“Mortgage broker by day, ballplayer by night,” Santarsiero said with a chuckle.

The new opportunity gives Santarsiero a chance to fulfill two of his passions in the same city. He pitched for the Reds in their season opener against Hoosier Townball in Jasper, but a rainout prevented him from recording any official stats.

The last few weeks have certainly been a bit hectic for Santarsiero, but Reds business manager Bob Alles encouraged him to pursue his chance with the Otters.

“It’s kind of a no-brainer to try it,” Alles said.

Santarsiero worked his way to the Double-A level in the Los Angeles Dodgers organization. His demeanor and velocity give him an edge on the mound.

“It’s the way he carries himself,” Reds manager Bill Alles said. “You can tell that he’s got a lot of experience. He’s been around. He knows what he’s doing out there. You can tell that he’s had a lot of coaching. Things don’t seem to shake him up. He goes with the flow, which is what you want out of a pitcher.”

He joins former Red Austin Gossmann, who also signed with the Otters earlier this month. Bob, who is in his 49th season with the Reds, said they’ve never had two players signed with the Otters in such a short span.

“It’s good for our other guys to see that,” Bob said. “It’s like, ‘Hey, people can come out of this and go somewhere.’ For certain guys, that’s their dream.”

Last summer, Santarsiero struck out four batters in two innings against the Owensboro (Ky.) Bombers. He heeded Bill and Bob’s advice during his lone appearance for the Reds.

“They just told me to go out there and throw strikes,” Santarsiero said. “There’s not much better advice than, ‘Throw strikes.’ ”

Santarsiero struck out three batters and posted a 2.45 ERA in a 7-5 win over the Windy City ThunderBolts on Friday. He is learning the ropes of Independent baseball while staying true to what he knows.

“The biggest thing is just having confidence in what you’re throwing,” Santarsiero said. “I’m a big guy, and I probably throw harder than the average person. The biggest thing, whether you’re 5’8” or 6’8”, is going out there with confidence in your pitches and executing them.”
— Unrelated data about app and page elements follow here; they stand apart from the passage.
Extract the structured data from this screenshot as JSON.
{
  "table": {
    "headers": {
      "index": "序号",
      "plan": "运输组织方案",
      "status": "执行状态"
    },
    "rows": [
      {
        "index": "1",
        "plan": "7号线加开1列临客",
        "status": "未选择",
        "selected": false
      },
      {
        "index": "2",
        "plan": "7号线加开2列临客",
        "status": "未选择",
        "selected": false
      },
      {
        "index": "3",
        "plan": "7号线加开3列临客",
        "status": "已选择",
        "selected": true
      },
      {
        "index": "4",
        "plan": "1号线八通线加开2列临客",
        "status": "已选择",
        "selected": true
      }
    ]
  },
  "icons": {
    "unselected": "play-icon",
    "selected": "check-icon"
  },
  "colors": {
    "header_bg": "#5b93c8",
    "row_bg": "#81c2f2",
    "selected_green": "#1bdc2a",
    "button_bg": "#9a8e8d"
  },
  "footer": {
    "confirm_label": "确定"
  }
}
A sizable fan club came out to support Santarsiero in his first outing. He estimated that 150 members of his friends and family made the trip to Bosse Field. Their fervent support helped him overcome his nerves.

“After you get some weak contact and see them miss a few fastballs, you get a little bit more confidence with every pitch,” Santarsiero said.

Right now, flexibility is key for Santarsiero. He is unsure about pitching in the big leagues, but the past month has taught him to keep his options open.

“If something crazy were to happen, I’d jump at the chance,” Santarsiero said. “It’s just fun to be able to go out there and compete.”

Ultimately, Santarsiero aims to make a difference in all of his ventures. The baseball diamond provides a peaceful place.

“Obviously, with baseball, a lot of people are looking up to you,” Santarsiero said. “You really enjoy being able to make an impact in people’s lives.”

Whether he’s pumping fastballs past hitters or educating customers about the mortgage industry, Santarsiero is prepared for the tasks at hand.

“We feel really good for him,” Bill said. “He’s a hardworking guy, and I think it will turn out all right for him. I think he will do a good job for them.”

More on